▶ TASK ITEM: Repeat every line of the following material exactly.

▶ EXERCISE MATERIAL:
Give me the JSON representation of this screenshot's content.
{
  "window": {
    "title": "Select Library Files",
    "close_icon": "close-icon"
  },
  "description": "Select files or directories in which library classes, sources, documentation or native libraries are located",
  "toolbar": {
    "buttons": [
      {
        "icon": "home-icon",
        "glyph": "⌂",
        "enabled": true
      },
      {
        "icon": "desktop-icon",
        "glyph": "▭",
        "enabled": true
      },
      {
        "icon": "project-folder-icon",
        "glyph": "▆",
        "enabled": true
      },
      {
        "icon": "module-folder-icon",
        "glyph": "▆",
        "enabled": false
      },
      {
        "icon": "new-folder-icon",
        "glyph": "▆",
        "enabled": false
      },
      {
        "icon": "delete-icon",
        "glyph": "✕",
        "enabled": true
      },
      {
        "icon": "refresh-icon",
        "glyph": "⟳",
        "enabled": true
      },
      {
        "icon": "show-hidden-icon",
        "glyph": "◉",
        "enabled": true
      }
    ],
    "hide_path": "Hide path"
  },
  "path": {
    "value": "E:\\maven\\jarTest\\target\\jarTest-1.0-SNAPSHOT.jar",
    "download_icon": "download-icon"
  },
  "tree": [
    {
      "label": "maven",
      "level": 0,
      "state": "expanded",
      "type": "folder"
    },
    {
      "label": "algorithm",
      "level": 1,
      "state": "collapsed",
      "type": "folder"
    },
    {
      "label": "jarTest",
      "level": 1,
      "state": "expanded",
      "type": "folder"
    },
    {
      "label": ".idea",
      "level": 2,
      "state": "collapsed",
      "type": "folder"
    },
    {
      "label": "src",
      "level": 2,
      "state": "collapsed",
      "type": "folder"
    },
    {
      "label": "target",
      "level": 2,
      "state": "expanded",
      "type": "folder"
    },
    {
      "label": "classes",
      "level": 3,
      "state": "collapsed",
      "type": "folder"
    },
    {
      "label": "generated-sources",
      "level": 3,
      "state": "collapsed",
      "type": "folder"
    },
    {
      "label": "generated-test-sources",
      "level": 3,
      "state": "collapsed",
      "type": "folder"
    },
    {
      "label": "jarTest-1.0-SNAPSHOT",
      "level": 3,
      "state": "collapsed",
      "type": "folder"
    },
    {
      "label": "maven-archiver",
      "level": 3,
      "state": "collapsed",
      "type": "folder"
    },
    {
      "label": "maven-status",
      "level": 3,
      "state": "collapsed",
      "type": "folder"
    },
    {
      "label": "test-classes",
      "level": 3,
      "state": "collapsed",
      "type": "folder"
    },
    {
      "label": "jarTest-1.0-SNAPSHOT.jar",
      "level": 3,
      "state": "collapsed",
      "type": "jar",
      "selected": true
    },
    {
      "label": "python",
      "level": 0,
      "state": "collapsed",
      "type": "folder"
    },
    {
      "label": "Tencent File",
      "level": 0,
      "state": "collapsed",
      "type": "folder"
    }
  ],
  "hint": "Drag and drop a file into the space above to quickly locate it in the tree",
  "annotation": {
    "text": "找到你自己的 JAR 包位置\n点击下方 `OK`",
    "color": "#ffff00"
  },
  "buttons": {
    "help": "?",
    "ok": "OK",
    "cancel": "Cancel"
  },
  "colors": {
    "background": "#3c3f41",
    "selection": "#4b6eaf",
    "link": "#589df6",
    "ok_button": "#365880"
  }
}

▶ EXERCISE RESULT:
Give me the JSON representation of this screenshot's content.
{
  "window": {
    "title": "Select Library Files",
    "close_icon": "close-icon"
  },
  "description": "Select files or directories in which library classes, sources, documentation or native libraries are located",
  "toolbar": {
    "buttons": [
      {
        "icon": "home-icon",
        "glyph": "⌂",
        "enabled": true
      },
      {
        "icon": "desktop-icon",
        "glyph": "▭",
        "enabled": true
      },
      {
        "icon": "project-folder-icon",
        "glyph": "▆",
        "enabled": true
      },
      {
        "icon": "module-folder-icon",
        "glyph": "▆",
        "enabled": false
      },
      {
        "icon": "new-folder-icon",
        "glyph": "▆",
        "enabled": false
      },
      {
        "icon": "delete-icon",
        "glyph": "✕",
        "enabled": true
      },
      {
        "icon": "refresh-icon",
        "glyph": "⟳",
        "enabled": true
      },
      {
        "icon": "show-hidden-icon",
        "glyph": "◉",
        "enabled": true
      }
    ],
    "hide_path": "Hide path"
  },
  "path": {
    "value": "E:\\maven\\jarTest\\target\\jarTest-1.0-SNAPSHOT.jar",
    "download_icon": "download-icon"
  },
  "tree": [
    {
      "label": "maven",
      "level": 0,
      "state": "expanded",
      "type": "folder"
    },
    {
      "label": "algorithm",
      "level": 1,
      "state": "collapsed",
      "type": "folder"
    },
    {
      "label": "jarTest",
      "level": 1,
      "state": "expanded",
      "type": "folder"
    },
    {
      "label": ".idea",
      "level": 2,
      "state": "collapsed",
      "type": "folder"
    },
    {
      "label": "src",
      "level": 2,
      "state": "collapsed",
      "type": "folder"
    },
    {
      "label": "target",
      "level": 2,
      "state": "expanded",
      "type": "folder"
    },
    {
      "label": "classes",
      "level": 3,
      "state": "collapsed",
      "type": "folder"
    },
    {
      "label": "generated-sources",
      "level": 3,
      "state": "collapsed",
      "type": "folder"
    },
    {
      "label": "generated-test-sources",
      "level": 3,
      "state": "collapsed",
      "type": "folder"
    },
    {
      "label": "jarTest-1.0-SNAPSHOT",
      "level": 3,
      "state": "collapsed",
      "type": "folder"
    },
    {
      "label": "maven-archiver",
      "level": 3,
      "state": "collapsed",
      "type": "folder"
    },
    {
      "label": "maven-status",
      "level": 3,
      "state": "collapsed",
      "type": "folder"
    },
    {
      "label": "test-classes",
      "level": 3,
      "state": "collapsed",
      "type": "folder"
    },
    {
      "label": "jarTest-1.0-SNAPSHOT.jar",
      "level": 3,
      "state": "collapsed",
      "type": "jar",
      "selected": true
    },
    {
      "label": "python",
      "level": 0,
      "state": "collapsed",
      "type": "folder"
    },
    {
      "label": "Tencent File",
      "level": 0,
      "state": "collapsed",
      "type": "folder"
    }
  ],
  "hint": "Drag and drop a file into the space above to quickly locate it in the tree",
  "annotation": {
    "text": "找到你自己的 JAR 包位置\n点击下方 `OK`",
    "color": "#ffff00"
  },
  "buttons": {
    "help": "?",
    "ok": "OK",
    "cancel": "Cancel"
  },
  "colors": {
    "background": "#3c3f41",
    "selection": "#4b6eaf",
    "link": "#589df6",
    "ok_button": "#365880"
  }
}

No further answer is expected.